Website and app data records
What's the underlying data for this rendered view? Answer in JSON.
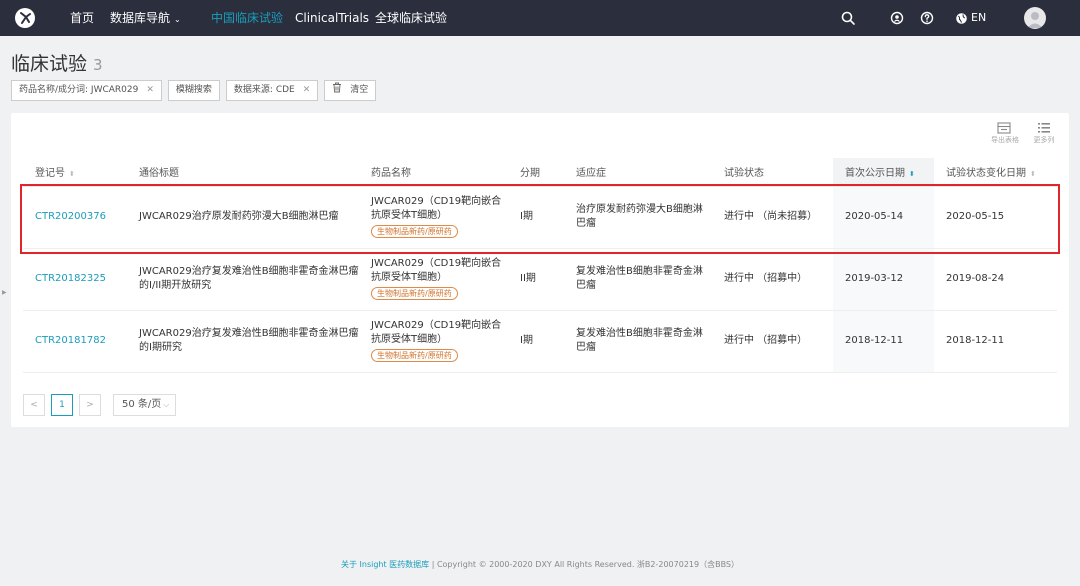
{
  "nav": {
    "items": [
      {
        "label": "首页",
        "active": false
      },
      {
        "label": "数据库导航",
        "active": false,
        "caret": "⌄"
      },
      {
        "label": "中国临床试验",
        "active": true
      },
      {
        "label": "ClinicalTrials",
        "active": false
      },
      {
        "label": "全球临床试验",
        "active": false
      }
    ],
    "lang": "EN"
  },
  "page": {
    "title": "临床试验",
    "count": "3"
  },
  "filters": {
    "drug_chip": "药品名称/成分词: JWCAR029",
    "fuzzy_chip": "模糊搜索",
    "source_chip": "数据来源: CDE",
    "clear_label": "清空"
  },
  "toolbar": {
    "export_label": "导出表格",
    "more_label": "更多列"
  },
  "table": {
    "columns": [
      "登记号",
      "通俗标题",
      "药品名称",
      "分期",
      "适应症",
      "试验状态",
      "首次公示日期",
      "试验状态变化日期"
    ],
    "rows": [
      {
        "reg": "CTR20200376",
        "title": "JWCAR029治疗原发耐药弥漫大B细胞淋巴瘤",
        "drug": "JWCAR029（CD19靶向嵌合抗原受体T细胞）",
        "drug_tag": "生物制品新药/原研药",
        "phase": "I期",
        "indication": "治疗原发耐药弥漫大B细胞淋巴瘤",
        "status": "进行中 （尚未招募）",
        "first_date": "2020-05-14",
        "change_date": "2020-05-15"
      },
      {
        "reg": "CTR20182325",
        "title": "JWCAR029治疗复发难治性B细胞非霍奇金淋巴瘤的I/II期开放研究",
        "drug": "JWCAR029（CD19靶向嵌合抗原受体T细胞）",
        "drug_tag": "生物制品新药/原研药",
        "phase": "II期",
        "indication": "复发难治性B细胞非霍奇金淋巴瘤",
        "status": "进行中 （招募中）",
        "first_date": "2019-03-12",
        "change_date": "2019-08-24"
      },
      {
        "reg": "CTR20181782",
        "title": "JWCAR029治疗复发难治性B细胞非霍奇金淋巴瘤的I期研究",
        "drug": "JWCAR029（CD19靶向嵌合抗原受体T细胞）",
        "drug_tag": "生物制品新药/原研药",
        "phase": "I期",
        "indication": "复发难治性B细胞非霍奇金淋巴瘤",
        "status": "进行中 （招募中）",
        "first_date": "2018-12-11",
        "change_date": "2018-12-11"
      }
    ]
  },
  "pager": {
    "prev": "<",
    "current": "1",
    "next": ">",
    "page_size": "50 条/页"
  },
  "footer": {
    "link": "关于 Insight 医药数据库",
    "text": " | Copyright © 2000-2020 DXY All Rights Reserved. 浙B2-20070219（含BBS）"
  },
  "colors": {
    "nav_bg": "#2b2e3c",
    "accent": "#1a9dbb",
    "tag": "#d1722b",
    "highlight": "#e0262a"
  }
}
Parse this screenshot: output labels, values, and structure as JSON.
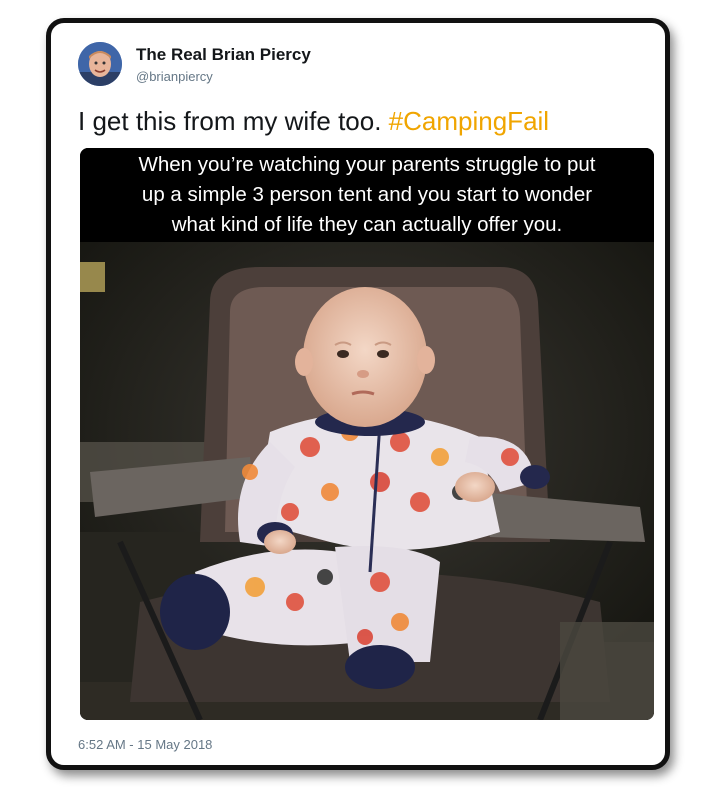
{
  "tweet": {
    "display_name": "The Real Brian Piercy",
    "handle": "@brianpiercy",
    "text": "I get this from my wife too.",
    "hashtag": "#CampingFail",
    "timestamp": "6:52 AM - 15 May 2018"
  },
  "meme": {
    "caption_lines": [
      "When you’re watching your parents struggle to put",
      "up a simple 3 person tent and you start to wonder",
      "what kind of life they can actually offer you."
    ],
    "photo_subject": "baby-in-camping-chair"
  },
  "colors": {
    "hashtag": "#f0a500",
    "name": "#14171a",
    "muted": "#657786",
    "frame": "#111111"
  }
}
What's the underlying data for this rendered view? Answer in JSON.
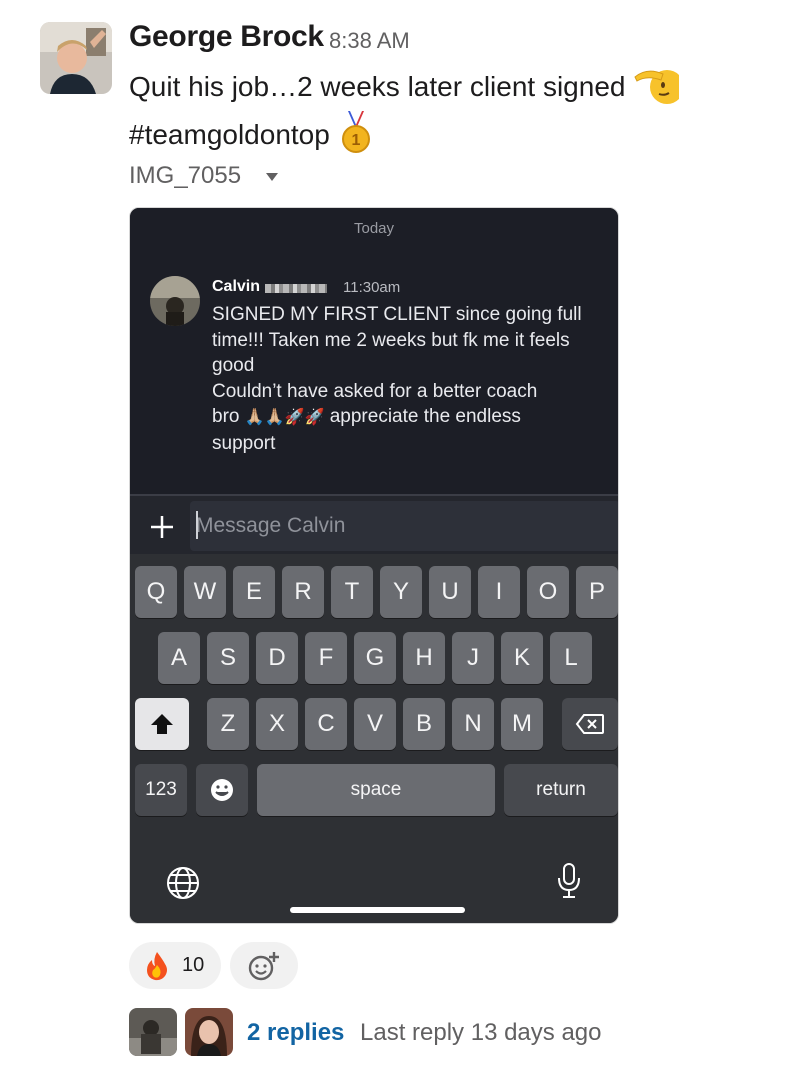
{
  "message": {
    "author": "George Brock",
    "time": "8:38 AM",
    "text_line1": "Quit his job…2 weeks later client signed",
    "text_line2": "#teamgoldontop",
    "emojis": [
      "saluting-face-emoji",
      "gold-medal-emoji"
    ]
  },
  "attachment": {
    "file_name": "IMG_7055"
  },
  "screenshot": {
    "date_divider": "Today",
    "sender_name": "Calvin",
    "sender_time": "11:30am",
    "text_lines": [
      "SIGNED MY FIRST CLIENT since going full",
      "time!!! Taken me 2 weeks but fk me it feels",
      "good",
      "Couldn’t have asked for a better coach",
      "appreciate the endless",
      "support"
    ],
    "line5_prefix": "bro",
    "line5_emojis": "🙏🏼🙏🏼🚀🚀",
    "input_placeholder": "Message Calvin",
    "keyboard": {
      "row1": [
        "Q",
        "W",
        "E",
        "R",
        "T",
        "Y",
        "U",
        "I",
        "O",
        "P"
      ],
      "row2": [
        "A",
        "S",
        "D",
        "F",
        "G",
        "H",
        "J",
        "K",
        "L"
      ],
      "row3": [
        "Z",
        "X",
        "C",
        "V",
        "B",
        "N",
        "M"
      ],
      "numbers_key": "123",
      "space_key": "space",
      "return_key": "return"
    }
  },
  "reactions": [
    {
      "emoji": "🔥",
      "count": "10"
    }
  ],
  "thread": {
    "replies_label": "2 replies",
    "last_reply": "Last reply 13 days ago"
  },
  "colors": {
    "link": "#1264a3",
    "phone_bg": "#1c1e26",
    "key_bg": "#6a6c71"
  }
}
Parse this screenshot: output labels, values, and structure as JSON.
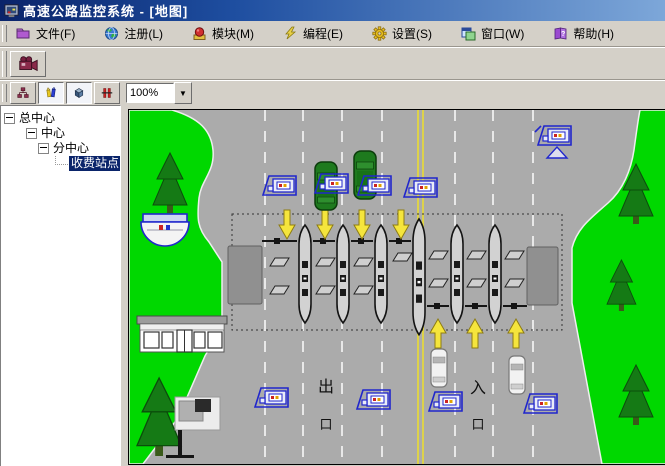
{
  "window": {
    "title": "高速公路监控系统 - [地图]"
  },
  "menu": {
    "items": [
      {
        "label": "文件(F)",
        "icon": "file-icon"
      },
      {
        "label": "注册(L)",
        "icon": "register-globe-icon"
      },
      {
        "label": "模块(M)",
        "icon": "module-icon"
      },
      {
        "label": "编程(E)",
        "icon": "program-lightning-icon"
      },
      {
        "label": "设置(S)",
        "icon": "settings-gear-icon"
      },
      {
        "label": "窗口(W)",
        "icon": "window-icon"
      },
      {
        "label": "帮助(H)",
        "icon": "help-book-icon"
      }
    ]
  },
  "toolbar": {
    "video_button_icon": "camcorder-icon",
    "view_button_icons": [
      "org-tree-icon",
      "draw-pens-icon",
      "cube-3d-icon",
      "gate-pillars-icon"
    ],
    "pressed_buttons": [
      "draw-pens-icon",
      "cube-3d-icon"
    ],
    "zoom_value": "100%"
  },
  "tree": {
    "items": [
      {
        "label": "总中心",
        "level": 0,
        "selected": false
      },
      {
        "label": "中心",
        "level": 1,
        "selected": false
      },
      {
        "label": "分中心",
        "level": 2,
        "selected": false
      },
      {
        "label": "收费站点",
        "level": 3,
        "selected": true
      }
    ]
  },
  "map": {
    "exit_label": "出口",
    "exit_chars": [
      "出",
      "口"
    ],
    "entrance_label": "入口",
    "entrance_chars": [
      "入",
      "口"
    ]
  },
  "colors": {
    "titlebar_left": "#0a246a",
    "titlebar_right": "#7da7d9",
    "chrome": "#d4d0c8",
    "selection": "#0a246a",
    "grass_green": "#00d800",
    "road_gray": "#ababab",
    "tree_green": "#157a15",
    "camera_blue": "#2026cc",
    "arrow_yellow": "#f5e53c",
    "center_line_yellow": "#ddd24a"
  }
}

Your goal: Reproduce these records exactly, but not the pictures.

Response area:
What's the underlying data for this rendered view? Answer in JSON.
{
  "nav": {
    "items": [
      {
        "label": "首页",
        "active": false
      },
      {
        "label": "数据库导航",
        "active": false,
        "caret": "⌄"
      },
      {
        "label": "中国临床试验",
        "active": true
      },
      {
        "label": "ClinicalTrials",
        "active": false
      },
      {
        "label": "全球临床试验",
        "active": false
      }
    ],
    "lang": "EN"
  },
  "page": {
    "title": "临床试验",
    "count": "3"
  },
  "filters": {
    "drug_chip": "药品名称/成分词: JWCAR029",
    "fuzzy_chip": "模糊搜索",
    "source_chip": "数据来源: CDE",
    "clear_label": "清空"
  },
  "toolbar": {
    "export_label": "导出表格",
    "more_label": "更多列"
  },
  "table": {
    "columns": [
      "登记号",
      "通俗标题",
      "药品名称",
      "分期",
      "适应症",
      "试验状态",
      "首次公示日期",
      "试验状态变化日期"
    ],
    "rows": [
      {
        "reg": "CTR20200376",
        "title": "JWCAR029治疗原发耐药弥漫大B细胞淋巴瘤",
        "drug": "JWCAR029（CD19靶向嵌合抗原受体T细胞）",
        "drug_tag": "生物制品新药/原研药",
        "phase": "I期",
        "indication": "治疗原发耐药弥漫大B细胞淋巴瘤",
        "status": "进行中 （尚未招募）",
        "first_date": "2020-05-14",
        "change_date": "2020-05-15"
      },
      {
        "reg": "CTR20182325",
        "title": "JWCAR029治疗复发难治性B细胞非霍奇金淋巴瘤的I/II期开放研究",
        "drug": "JWCAR029（CD19靶向嵌合抗原受体T细胞）",
        "drug_tag": "生物制品新药/原研药",
        "phase": "II期",
        "indication": "复发难治性B细胞非霍奇金淋巴瘤",
        "status": "进行中 （招募中）",
        "first_date": "2019-03-12",
        "change_date": "2019-08-24"
      },
      {
        "reg": "CTR20181782",
        "title": "JWCAR029治疗复发难治性B细胞非霍奇金淋巴瘤的I期研究",
        "drug": "JWCAR029（CD19靶向嵌合抗原受体T细胞）",
        "drug_tag": "生物制品新药/原研药",
        "phase": "I期",
        "indication": "复发难治性B细胞非霍奇金淋巴瘤",
        "status": "进行中 （招募中）",
        "first_date": "2018-12-11",
        "change_date": "2018-12-11"
      }
    ]
  },
  "pager": {
    "prev": "<",
    "current": "1",
    "next": ">",
    "page_size": "50 条/页"
  },
  "footer": {
    "link": "关于 Insight 医药数据库",
    "text": " | Copyright © 2000-2020 DXY All Rights Reserved. 浙B2-20070219（含BBS）"
  },
  "colors": {
    "nav_bg": "#2b2e3c",
    "accent": "#1a9dbb",
    "tag": "#d1722b",
    "highlight": "#e0262a"
  }
}
Parse this screenshot: output labels, values, and structure as JSON.
{
  "tweet": {
    "display_name": "The Real Brian Piercy",
    "handle": "@brianpiercy",
    "text": "I get this from my wife too.",
    "hashtag": "#CampingFail",
    "timestamp": "6:52 AM - 15 May 2018"
  },
  "meme": {
    "caption_lines": [
      "When you’re watching your parents struggle to put",
      "up a simple 3 person tent and you start to wonder",
      "what kind of life they can actually offer you."
    ],
    "photo_subject": "baby-in-camping-chair"
  },
  "colors": {
    "hashtag": "#f0a500",
    "name": "#14171a",
    "muted": "#657786",
    "frame": "#111111"
  }
}
What's the underlying data for this rendered view? Answer in JSON.
{
  "message": {
    "author": "George Brock",
    "time": "8:38 AM",
    "text_line1": "Quit his job…2 weeks later client signed",
    "text_line2": "#teamgoldontop",
    "emojis": [
      "saluting-face-emoji",
      "gold-medal-emoji"
    ]
  },
  "attachment": {
    "file_name": "IMG_7055"
  },
  "screenshot": {
    "date_divider": "Today",
    "sender_name": "Calvin",
    "sender_time": "11:30am",
    "text_lines": [
      "SIGNED MY FIRST CLIENT since going full",
      "time!!! Taken me 2 weeks but fk me it feels",
      "good",
      "Couldn’t have asked for a better coach",
      "appreciate the endless",
      "support"
    ],
    "line5_prefix": "bro",
    "line5_emojis": "🙏🏼🙏🏼🚀🚀",
    "input_placeholder": "Message Calvin",
    "keyboard": {
      "row1": [
        "Q",
        "W",
        "E",
        "R",
        "T",
        "Y",
        "U",
        "I",
        "O",
        "P"
      ],
      "row2": [
        "A",
        "S",
        "D",
        "F",
        "G",
        "H",
        "J",
        "K",
        "L"
      ],
      "row3": [
        "Z",
        "X",
        "C",
        "V",
        "B",
        "N",
        "M"
      ],
      "numbers_key": "123",
      "space_key": "space",
      "return_key": "return"
    }
  },
  "reactions": [
    {
      "emoji": "🔥",
      "count": "10"
    }
  ],
  "thread": {
    "replies_label": "2 replies",
    "last_reply": "Last reply 13 days ago"
  },
  "colors": {
    "link": "#1264a3",
    "phone_bg": "#1c1e26",
    "key_bg": "#6a6c71"
  }
}
Parse this screenshot: output labels, values, and structure as JSON.
{
  "window": {
    "title": "高速公路监控系统 - [地图]"
  },
  "menu": {
    "items": [
      {
        "label": "文件(F)",
        "icon": "file-icon"
      },
      {
        "label": "注册(L)",
        "icon": "register-globe-icon"
      },
      {
        "label": "模块(M)",
        "icon": "module-icon"
      },
      {
        "label": "编程(E)",
        "icon": "program-lightning-icon"
      },
      {
        "label": "设置(S)",
        "icon": "settings-gear-icon"
      },
      {
        "label": "窗口(W)",
        "icon": "window-icon"
      },
      {
        "label": "帮助(H)",
        "icon": "help-book-icon"
      }
    ]
  },
  "toolbar": {
    "video_button_icon": "camcorder-icon",
    "view_button_icons": [
      "org-tree-icon",
      "draw-pens-icon",
      "cube-3d-icon",
      "gate-pillars-icon"
    ],
    "pressed_buttons": [
      "draw-pens-icon",
      "cube-3d-icon"
    ],
    "zoom_value": "100%"
  },
  "tree": {
    "items": [
      {
        "label": "总中心",
        "level": 0,
        "selected": false
      },
      {
        "label": "中心",
        "level": 1,
        "selected": false
      },
      {
        "label": "分中心",
        "level": 2,
        "selected": false
      },
      {
        "label": "收费站点",
        "level": 3,
        "selected": true
      }
    ]
  },
  "map": {
    "exit_label": "出口",
    "exit_chars": [
      "出",
      "口"
    ],
    "entrance_label": "入口",
    "entrance_chars": [
      "入",
      "口"
    ]
  },
  "colors": {
    "titlebar_left": "#0a246a",
    "titlebar_right": "#7da7d9",
    "chrome": "#d4d0c8",
    "selection": "#0a246a",
    "grass_green": "#00d800",
    "road_gray": "#ababab",
    "tree_green": "#157a15",
    "camera_blue": "#2026cc",
    "arrow_yellow": "#f5e53c",
    "center_line_yellow": "#ddd24a"
  }
}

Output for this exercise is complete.